Tally the lines below that contain the word "title", and give only that number.

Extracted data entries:
++++++
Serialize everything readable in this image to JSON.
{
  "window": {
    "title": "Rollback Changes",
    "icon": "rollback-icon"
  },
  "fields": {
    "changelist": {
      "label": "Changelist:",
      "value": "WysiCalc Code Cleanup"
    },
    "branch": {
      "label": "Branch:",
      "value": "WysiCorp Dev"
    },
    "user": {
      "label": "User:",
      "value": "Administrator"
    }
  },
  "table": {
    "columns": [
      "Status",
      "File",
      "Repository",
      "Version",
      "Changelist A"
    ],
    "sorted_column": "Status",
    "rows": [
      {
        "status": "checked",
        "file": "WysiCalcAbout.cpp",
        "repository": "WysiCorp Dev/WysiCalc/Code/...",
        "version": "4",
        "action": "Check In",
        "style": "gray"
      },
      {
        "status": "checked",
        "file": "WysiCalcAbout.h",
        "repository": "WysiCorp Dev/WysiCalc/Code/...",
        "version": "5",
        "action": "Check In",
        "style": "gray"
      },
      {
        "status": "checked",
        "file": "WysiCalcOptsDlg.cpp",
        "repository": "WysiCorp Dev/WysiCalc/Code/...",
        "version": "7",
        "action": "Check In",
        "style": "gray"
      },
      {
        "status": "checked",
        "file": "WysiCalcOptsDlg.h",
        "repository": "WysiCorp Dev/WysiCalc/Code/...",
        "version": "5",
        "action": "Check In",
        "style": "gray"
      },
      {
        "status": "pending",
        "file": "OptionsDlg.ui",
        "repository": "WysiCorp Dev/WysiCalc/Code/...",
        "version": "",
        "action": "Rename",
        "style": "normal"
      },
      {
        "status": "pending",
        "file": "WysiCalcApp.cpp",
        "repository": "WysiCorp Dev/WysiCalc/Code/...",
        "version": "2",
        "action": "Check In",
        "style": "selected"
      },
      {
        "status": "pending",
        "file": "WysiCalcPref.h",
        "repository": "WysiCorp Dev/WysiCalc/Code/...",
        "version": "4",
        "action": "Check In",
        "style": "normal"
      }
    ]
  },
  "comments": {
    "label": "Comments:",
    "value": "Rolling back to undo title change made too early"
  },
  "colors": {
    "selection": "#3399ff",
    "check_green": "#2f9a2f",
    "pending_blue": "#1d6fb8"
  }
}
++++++
TASK RESPONSE.
2